→ What you have to do: Those lines of the data that hold the word "title" are to be copied out.

→ Data listing:

BEGIN

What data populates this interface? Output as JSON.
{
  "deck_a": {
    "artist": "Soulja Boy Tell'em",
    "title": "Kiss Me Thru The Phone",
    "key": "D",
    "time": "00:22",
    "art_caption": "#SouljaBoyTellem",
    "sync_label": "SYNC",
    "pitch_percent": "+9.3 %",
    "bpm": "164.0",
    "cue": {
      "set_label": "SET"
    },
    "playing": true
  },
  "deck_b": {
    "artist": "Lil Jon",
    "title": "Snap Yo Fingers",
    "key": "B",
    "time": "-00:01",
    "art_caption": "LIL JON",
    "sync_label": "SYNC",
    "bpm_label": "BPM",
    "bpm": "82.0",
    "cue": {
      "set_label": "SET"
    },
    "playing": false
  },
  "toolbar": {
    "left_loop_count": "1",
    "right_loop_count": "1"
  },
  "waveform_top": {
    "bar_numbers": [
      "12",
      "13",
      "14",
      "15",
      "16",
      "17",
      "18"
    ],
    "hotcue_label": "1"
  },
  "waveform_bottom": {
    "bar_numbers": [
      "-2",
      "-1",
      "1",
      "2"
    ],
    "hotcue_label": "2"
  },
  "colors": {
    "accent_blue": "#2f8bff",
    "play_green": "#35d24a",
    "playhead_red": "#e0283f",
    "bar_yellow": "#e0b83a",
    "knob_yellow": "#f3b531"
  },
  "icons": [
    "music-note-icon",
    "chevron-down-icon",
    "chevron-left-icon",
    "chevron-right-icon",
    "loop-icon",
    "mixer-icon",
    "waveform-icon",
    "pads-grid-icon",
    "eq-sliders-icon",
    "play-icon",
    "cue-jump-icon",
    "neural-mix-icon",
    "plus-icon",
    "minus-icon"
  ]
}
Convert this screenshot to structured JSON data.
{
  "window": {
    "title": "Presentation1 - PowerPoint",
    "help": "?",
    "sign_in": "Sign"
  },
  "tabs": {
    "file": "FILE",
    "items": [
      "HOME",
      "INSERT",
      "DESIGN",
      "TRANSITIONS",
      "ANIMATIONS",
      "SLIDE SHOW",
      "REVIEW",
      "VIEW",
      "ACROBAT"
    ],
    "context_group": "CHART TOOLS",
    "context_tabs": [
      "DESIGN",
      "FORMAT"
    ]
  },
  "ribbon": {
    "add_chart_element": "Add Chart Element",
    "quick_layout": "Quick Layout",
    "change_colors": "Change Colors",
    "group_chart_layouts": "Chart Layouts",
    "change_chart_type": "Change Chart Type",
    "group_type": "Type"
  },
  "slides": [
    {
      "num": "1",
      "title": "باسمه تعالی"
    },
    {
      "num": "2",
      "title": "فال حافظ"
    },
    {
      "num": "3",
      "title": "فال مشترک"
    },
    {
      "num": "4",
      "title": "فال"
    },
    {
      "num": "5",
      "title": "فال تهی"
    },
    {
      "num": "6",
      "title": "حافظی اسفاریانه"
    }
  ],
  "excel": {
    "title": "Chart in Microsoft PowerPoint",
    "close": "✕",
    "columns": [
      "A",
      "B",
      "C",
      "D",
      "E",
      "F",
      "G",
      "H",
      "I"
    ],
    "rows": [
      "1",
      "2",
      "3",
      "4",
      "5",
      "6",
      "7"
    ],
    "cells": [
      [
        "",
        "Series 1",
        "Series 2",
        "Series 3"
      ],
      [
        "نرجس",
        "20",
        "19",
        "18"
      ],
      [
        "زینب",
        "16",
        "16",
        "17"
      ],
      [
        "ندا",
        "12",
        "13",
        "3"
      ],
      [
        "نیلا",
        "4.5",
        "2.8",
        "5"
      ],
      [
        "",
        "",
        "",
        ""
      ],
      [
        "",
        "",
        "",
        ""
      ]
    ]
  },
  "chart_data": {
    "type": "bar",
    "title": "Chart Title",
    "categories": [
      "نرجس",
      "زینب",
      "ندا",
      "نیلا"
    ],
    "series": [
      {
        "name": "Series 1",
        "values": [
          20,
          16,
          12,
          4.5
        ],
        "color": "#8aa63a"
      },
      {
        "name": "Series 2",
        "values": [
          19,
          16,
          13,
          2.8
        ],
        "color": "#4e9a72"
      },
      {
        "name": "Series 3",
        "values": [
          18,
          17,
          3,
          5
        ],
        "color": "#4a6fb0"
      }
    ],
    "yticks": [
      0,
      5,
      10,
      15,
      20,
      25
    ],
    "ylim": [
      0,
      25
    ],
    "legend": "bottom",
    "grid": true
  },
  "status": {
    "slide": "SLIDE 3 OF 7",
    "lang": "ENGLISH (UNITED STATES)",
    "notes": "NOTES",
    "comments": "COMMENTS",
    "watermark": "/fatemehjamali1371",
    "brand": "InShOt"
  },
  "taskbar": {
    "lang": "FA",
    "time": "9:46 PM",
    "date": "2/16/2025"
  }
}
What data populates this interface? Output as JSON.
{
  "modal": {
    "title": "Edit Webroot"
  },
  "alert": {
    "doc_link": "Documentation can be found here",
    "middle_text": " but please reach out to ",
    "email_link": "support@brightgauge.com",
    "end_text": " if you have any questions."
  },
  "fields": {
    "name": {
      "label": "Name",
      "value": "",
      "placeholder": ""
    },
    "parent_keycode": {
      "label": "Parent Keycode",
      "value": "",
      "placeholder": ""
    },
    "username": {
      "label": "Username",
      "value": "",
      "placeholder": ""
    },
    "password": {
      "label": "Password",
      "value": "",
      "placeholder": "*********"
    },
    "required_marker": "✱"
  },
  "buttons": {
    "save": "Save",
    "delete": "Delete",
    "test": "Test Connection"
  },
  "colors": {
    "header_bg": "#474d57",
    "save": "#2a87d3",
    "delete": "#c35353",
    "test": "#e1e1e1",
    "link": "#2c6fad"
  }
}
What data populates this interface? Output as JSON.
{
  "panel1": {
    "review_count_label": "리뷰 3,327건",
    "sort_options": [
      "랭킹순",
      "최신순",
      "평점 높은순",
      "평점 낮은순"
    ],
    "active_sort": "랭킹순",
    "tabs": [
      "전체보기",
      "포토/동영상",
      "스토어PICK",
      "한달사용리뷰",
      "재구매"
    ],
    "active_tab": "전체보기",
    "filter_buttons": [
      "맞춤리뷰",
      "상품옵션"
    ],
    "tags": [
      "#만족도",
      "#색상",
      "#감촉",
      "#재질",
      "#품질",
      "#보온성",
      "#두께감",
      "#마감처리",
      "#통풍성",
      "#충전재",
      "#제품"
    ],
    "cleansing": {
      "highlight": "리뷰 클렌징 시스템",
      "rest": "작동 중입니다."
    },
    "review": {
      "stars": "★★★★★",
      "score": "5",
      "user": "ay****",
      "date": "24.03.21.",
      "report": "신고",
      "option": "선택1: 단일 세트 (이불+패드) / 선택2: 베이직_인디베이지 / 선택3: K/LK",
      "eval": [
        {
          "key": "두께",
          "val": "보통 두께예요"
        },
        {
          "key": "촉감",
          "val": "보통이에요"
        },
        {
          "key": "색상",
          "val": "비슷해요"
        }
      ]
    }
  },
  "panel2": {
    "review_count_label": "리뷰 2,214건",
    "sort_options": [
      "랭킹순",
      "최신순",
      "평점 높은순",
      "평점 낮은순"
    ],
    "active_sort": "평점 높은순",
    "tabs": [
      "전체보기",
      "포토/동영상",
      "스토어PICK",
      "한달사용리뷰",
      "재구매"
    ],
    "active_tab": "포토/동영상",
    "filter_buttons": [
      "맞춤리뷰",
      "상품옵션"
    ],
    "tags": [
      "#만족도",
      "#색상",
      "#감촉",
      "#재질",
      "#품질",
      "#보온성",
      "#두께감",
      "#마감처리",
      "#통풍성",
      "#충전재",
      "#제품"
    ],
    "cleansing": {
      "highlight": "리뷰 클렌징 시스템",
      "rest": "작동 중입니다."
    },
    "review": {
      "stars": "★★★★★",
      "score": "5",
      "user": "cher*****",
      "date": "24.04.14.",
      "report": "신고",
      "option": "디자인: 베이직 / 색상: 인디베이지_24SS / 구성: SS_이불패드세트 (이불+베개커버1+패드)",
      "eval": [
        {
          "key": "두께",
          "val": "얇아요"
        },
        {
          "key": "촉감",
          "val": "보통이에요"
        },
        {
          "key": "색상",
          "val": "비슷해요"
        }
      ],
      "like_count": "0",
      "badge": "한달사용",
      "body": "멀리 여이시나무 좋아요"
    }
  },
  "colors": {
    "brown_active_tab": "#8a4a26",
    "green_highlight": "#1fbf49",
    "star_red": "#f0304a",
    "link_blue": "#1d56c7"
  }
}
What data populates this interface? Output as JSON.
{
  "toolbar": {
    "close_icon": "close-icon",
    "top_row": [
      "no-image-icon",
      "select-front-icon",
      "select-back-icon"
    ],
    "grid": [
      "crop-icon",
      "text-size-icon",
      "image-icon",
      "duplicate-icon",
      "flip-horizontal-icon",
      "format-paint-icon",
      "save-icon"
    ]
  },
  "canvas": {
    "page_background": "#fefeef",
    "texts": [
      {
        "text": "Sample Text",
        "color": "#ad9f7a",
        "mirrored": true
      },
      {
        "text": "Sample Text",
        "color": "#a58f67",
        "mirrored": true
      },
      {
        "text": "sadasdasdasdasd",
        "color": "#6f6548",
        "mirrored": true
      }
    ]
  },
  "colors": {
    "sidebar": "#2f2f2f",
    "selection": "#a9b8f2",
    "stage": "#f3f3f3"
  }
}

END

→ Reply:
    "title": "Kiss Me Thru The Phone",
    "title": "Snap Yo Fingers",
    "title": "Presentation1 - PowerPoint",
      "title": "باسمه تعالی"
      "title": "فال حافظ"
      "title": "فال مشترک"
      "title": "فال"
      "title": "فال تهی"
      "title": "حافظی اسفاریانه"
    "title": "Chart in Microsoft PowerPoint",
    "title": "Chart Title",
    "title": "Edit Webroot"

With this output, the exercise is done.